The Iranian regime, in Washington's eyes, has no legitimate interests anywhere in the region — not even in Iraq, a country that killed hundreds of thousands of Iranians, including with the use of poison gas, in a war that Iraq started.

The U.S. does have an interest in containing Iran's influence in the region. But it has no stake in using military force against Iran unless it violates three core U.S. red lines: use of terror against the U.S. at home or in the region; interrupting the flow of oil; and breaking out to produce a nuclear weapon.

At the moment, Tehran is respecting these red lines. Threatening military force in response to verbal threats by Iran's leadership — as Trump did — is both ridiculous and reckless.

War with Iran?

War with Iran would be an unmitigated disaster. The U.S. military could do major damage, but Tehran has options to retaliate throughout the region against U.S. forces in Iraq, Syria, Afghanistan and our allies with conventional weapons, terrorism and cyberwarfare. Iran's Lebanese ally, Hezbollah, could unleash a ferocious war against Israel and rebel forces in Yemen allied with Iran could escalate missile attacks against Saudi Arabia.

These attacks would kill many Americans and Israelis; seriously set back U.S. efforts to stabilize Iraq and Afghanistan and defeat jihadists in Syria; ignite a war between Iran and Saudi Arabia over Yemen; and destroy critical energy infrastructure in the Persian Gulf and seriously disrupt the flow of oil out of the region. The conflagration would cause a sharp spike in global energy prices and possibly trigger a global recession, depending on how long it takes to extinguish the firestorm.

Should the unpredictable Trump try to engage Iran in negotiations, he'd have to recommit to the nuclear accord and likely satisfy Iran with additional concessions should he want to alter it.

At the moment, there's probably no option for this administration to get U.S.-Iran policy right. But Trump could get it dangerously wrong if the policy drift and vacuum he's created leads to an aggressive campaign to topple the Iranian regime or to military conflict.
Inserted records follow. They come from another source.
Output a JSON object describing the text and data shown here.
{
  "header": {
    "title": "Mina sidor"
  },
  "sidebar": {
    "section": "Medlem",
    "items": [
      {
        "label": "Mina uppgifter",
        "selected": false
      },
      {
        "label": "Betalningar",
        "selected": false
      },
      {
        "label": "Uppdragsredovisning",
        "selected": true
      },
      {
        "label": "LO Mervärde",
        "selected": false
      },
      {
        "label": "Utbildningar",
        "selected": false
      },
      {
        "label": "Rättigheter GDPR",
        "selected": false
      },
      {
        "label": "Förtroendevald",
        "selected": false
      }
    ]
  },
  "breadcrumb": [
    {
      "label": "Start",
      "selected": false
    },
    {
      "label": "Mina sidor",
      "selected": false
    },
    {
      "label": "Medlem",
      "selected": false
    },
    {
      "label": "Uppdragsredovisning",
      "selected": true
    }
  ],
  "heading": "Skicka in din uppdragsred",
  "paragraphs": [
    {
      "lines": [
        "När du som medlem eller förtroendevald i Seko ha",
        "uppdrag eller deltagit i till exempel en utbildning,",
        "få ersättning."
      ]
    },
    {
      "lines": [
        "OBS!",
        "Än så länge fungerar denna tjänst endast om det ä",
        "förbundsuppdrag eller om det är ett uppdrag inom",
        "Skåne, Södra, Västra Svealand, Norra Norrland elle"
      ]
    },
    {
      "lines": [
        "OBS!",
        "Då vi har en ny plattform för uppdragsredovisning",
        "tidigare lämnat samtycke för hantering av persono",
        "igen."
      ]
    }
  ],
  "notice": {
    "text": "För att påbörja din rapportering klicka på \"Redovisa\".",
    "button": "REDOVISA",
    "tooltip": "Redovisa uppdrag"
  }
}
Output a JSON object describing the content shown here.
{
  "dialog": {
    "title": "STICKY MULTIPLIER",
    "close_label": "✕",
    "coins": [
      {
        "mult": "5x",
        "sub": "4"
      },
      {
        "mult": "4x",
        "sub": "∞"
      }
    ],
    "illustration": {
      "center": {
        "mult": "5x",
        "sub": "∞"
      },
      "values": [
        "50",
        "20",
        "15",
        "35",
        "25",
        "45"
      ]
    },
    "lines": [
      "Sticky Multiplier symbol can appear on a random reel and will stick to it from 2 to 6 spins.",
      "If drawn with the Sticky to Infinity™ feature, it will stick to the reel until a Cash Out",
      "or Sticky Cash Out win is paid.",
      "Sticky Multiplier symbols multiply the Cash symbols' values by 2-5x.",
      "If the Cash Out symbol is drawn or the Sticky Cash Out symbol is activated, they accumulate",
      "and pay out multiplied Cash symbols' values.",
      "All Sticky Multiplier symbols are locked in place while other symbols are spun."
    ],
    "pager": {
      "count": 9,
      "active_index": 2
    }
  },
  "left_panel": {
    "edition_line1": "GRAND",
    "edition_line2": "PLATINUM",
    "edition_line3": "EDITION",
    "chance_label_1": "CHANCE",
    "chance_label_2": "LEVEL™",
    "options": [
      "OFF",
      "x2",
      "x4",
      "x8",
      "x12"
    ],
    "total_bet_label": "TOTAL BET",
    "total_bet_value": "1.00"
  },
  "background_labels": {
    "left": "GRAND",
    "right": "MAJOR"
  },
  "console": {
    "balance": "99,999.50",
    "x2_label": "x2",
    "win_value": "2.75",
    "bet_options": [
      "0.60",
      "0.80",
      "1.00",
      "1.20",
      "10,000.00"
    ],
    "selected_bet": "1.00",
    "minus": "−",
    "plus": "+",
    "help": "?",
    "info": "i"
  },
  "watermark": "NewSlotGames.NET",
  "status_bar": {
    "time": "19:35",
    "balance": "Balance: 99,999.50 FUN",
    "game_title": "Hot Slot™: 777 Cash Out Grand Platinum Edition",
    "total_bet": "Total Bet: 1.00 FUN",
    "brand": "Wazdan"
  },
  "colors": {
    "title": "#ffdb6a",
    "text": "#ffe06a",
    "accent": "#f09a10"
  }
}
A rational approach to Tehran — confronting Iran when we must and cooperating when we can — seems out of the question. Perhaps the best we can hope for is that the Trump administration won't do more damage, muddles through and doesn't destroy U.S. vital interests in the process.

This article was originally published by NPR.